BEGIN Supplied entries
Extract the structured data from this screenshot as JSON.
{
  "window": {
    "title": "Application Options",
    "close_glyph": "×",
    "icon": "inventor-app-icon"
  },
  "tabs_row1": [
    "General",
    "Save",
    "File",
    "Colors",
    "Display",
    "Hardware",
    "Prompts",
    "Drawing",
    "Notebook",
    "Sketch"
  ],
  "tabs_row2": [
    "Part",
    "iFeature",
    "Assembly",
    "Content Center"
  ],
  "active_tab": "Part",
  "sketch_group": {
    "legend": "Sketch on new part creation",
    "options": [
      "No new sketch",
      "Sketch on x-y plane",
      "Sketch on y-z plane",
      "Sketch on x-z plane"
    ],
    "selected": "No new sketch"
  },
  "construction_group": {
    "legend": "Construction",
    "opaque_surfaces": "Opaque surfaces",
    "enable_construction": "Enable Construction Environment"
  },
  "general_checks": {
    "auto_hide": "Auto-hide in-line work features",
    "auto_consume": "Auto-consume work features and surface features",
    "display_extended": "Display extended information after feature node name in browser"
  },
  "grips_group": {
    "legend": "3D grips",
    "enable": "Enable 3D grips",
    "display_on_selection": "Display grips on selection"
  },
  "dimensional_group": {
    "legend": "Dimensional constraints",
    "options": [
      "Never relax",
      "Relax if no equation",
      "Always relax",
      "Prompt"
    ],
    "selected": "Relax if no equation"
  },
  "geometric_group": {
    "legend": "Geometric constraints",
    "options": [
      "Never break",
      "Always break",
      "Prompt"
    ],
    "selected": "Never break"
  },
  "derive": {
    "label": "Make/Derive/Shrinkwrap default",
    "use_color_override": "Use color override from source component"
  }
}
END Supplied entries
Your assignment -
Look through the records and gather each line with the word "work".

Written answer -
    "auto_hide": "Auto-hide in-line work features",
    "auto_consume": "Auto-consume work features and surface features",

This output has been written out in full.